Tuesday night's quake, centered under the seabed about 90 miles southeast of Kunashir, was the world's strongest this year, with a magnitude of 8.2. It produced 9-foot-high waves that slammed into houses, inundated coastal areas, sank 5-ton fishing boats and tossed others onto land.
The death count may take weeks to verify as rescue workers struggle to reach isolated outlying villages. Because of conflicting reports and communications problems, the exact toll was not known as of Saturday, but was believed to be between 10 and 20.
Property damage was widespread, compounded by the shoddy construction. Poured-concrete buildings built by the Russians often have no reinforcing rods, making them quick to collapse when shaken.
For Popova and others, the earthquake's devastation was the final straw in a desolate region where survival was already a grim struggle.
''There's barely any work here,'' said Popova, whose weary visage and anxious manner make her look older than her years. ''I hope we can find someplace better.''
Adding to the misery, the Mendelevya volcano on the island of Kunashir has been showing signs of activity, frightening residents already made jittery by a long string of aftershocks. From the air, a plume of smoke was clearly visible, waving like a feather from the mountain.
''When the ground shook, we were in great fear of the volcano,'' said Kirill Kuzanyn, a scientist from Moscow visiting the island's nature reserve at the time of the quake. ''It is capable of a major eruption.''
On Saturday, four days after the quake, Russian rescue efforts appeared scattered and disorganized.
''I'm not really sure what kind of medicine we've been bringing; I really don't know how many evacuees have already left,'' said a harried Vadim Egumientsiev, 30, an army lieutenant dispatched from Sakhalin to fly supplies into Burevestnik on Iturup island. ''I don't know how many people were injured. There are no figures.''
Since the quake, nine bodies have been recovered from the rubble, including those of a pregnant woman and a 14-year-old girl. Heavy rains and strong winds hampered relief operations, but a rescue plane dropped warm clothing and food.
Northern Japan, by a quirk of undersea geography, escaped almost unscathed, although the quake's epicenter was almost equidistant from the Japanese mainland. Damage was confined to cracked roads, a few collapsed buildings and broken water mains.
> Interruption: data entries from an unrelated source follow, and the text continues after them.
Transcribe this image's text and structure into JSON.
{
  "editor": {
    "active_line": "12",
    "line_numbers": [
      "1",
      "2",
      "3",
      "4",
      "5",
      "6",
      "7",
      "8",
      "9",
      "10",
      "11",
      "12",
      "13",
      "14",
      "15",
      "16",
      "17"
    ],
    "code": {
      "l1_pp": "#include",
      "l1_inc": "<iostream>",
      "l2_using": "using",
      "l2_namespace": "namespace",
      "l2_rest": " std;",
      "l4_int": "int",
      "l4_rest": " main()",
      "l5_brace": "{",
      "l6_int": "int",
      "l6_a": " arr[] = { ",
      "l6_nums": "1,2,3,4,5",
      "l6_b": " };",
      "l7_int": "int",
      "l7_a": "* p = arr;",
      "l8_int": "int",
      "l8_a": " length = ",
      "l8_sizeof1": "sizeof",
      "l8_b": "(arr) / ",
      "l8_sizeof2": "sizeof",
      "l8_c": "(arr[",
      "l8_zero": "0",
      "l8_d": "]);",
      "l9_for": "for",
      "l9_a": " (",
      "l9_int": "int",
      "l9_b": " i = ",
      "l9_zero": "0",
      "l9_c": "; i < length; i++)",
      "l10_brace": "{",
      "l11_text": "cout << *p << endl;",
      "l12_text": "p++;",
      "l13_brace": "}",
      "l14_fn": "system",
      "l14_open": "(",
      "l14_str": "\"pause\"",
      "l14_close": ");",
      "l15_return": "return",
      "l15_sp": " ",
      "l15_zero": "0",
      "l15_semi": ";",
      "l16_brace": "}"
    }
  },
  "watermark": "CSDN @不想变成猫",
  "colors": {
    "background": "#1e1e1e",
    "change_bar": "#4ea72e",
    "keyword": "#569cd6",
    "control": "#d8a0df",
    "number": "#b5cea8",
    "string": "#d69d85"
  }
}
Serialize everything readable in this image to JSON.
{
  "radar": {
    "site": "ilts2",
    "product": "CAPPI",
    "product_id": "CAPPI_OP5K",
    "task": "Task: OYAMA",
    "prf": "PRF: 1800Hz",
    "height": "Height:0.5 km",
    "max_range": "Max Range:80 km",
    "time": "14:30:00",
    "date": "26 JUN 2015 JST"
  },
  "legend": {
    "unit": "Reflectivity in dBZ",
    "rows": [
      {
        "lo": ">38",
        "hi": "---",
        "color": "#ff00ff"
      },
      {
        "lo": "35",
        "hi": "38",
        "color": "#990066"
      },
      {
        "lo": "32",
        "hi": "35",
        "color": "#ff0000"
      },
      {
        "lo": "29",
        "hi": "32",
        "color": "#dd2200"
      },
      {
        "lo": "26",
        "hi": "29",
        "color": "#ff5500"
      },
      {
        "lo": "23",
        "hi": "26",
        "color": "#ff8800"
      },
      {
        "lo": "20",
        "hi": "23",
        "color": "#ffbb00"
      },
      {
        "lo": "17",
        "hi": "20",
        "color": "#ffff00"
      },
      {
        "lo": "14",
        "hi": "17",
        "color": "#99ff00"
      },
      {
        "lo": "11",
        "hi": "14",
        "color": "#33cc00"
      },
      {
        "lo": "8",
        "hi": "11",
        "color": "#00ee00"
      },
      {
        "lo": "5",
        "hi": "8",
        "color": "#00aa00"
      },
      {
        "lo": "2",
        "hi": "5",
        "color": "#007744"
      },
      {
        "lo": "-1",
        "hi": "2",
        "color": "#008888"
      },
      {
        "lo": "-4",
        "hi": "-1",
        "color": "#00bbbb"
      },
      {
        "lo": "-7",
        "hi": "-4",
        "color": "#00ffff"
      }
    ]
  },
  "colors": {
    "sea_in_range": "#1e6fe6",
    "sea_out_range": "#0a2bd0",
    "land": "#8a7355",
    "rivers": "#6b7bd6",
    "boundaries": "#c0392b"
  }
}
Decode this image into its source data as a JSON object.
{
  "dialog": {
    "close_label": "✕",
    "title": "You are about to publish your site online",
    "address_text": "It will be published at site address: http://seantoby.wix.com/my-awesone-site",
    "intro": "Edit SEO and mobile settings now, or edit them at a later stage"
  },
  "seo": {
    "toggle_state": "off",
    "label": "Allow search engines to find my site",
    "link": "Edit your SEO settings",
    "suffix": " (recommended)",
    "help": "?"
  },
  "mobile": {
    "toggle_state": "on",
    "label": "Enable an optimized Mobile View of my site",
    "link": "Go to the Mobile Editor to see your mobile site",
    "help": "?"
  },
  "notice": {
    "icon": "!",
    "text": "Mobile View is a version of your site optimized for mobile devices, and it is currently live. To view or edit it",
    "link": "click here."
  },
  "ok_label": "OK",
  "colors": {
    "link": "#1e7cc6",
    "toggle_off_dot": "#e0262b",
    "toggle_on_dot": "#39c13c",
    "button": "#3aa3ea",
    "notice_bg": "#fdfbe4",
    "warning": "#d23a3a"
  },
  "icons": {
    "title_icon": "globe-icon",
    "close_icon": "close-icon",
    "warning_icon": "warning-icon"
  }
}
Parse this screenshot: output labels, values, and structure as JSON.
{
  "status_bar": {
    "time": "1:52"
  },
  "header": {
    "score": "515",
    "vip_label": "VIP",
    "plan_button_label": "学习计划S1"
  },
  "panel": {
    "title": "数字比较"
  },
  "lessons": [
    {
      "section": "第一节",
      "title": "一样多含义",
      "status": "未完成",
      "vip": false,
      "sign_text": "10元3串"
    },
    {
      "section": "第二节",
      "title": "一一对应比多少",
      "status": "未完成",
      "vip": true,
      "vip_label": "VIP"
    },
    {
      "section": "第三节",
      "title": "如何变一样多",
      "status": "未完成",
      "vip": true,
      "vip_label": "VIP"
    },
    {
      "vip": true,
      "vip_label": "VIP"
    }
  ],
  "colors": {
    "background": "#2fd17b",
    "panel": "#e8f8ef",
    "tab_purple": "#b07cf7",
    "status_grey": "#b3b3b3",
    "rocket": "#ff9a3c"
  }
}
The southern Kurils' links with the outside world are tenuous even in the best of times. In winter, ice floes ring the islands of Shikotan, Kunashir and Iturup. There are no passenger boats built for icy conditions operating in the region.
The only airstrip in the region is closed to civilian traffic, and there are no long piers. The region routinely suffers fuel shortages and goes without electricity for months at a time during the harsh winters. The soil is an unyielding volcanic ash, making cultivation almost impossible.
A few telephones in the regional capital of Yuzhno-Kurilsk are capable of calling the outside world, but the undersea cables are faulty. It can take hours to get a call through.
In sharp contrast to the poverty and hardship on the islands themselves, the residents are surrounded by one of the world's richest fishing beds, yielding harvests worth hundreds of millions of dollars annually.
That fishing wealth brings a greater volatility to the dispute over the islands. Russian patrol boats and Japanese fishermen have long engaged in high-seas sparring that often takes a violent turn. Only hours before the quake, a Japanese fishing boat was sunk and its three crewmen detained.
Japan and Russia have yet to sign a peace treaty ending World War II because of the dispute, and the fate of the islands is a major issue in Japan.
Right-wing nationalist groups threaten violence if Japan abandons its demand for the territories. Small towns hang billboards demanding the return of the islands on town halls. The government even sponsors a nationwide essay contest about the need to get the islands back.